But we need the support of the laypeople. This project is funded by "us," laypeople. Venerable Abp. Fulton J. Sheen and Pope St. John Paul II were right — we are the ones that can save the Church. Ray, Austin and I took the first step, putting aside our daily jobs (that for sure pay way more than doing this movie), but without other Catholics and faithful, we cannot reach the budget goal.
We intend to carry out what Bl. Carlo Acutis started. So we're asking the interested to make pledges at our website.
CM: I heard you have a connection to Padre Pio — do you think that has something to do with the project coming your way?
Angelo Libutti: Yes, my cousin on my father's side, who is my godfather, was Padre Pio's personal assistant. His picture hangs next to Padre Pio's bedroom door in San Giovanni Rotondo in Italy, speaking to their beautiful 25-year friendship. I grew up listening to him tell stories about Padre Pio and his love for the Eucharist. I feel all this was a preparation for this movie and other ones I will do.
I was extremely blessed to grow up in a family where my parents surrounded themselves and me with holy people. On my mother's side, my grandmother's best friend, Ven. Genoveffa De Troia, is now in process of beatification. She was one of Padre Pio's spiritual daughters, and a close friend of my godfather, who was many times their intermediary.
Padre Pio loved and treasured the Holy Eucharist, and he spent many hours in confession to allow people to receive the Holy Communion in the most pure way. In 1962, 83,035 women and 19,837 men registered for confession with Padre Pio — an average of about 273 per day.
Not many speak about the total silence he demanded during Communion. He often spent more than 40 minutes just holding the Holy Eucharist sometimes with blood dripping from his forehead as if the crown of thorns was afflicting him.
He promised my godfather that he would oversee and protect me, and truly many incredible events have proven his presence in my life. I owe to him and to Christ to do the best I can on this film. I don't know how long I will be alive — no one does — and every day needs to be spent like the last one for Christ.
CM: Is there anything else you'd like to share with Church Militant viewers?

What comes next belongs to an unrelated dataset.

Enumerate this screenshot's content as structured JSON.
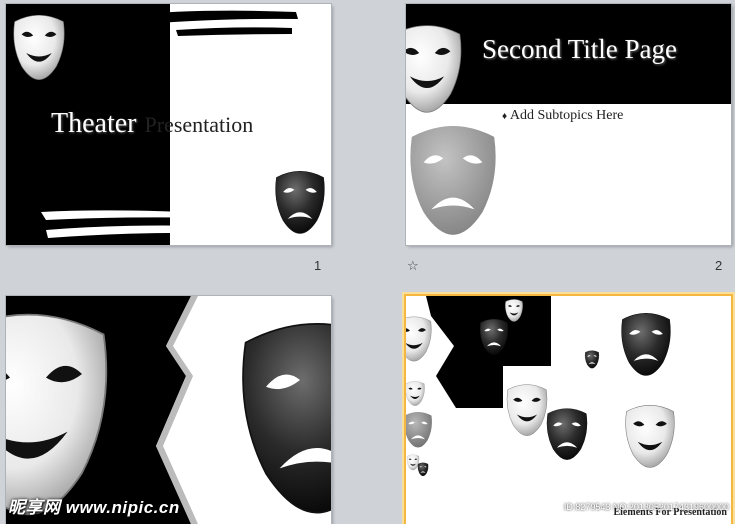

Angelo Libutti: When I organized the annual consecration of California, I covered all the costs — for food, speakers and locations. I spent almost $20,000 for each year and took off three to four months for preparation. But for this movie, we need to hire a number of specialists and, as you know, this industry is no longer filled with Christian artists willing to do pro bono work for Christ. They need to be paid a regular salary. Working on our project could even cost them their regular job and career, as was the case with Jim Caviezel.
We will travel to all the locations where the miracles happened — including Argentina, Egypt, France, Poland, Mexico — to bring viewers in and allow them to travel to right where Christ chose to manifest Himself in His glory. We want this movie to be a video viewers can share with all their family and friends.
It will be a movie that will be so well done that every priest will be able to use it for catechesis or to form new Catholics. We need to bring the current percent of believers in the Real Presence to 100%. It's the mission for all of us Catholics.
Today we have science to prove the Real Presence, besides the theological explanation, and Ray, Austin and I want use it in the full to bring glory to God for allowing us to know it and to share it with all others, many of whom unfortunately suffered from poor catechesis.
We want to make this movie happen with a passion. Hopefully, this interview will touch some Catholics who love the Eucharist and are willing to help.
To contribute to the production at various levels with various perks, visit the website. Those who pledge at specific levels will be listed in the movie credits. We need co-producers to make this happen.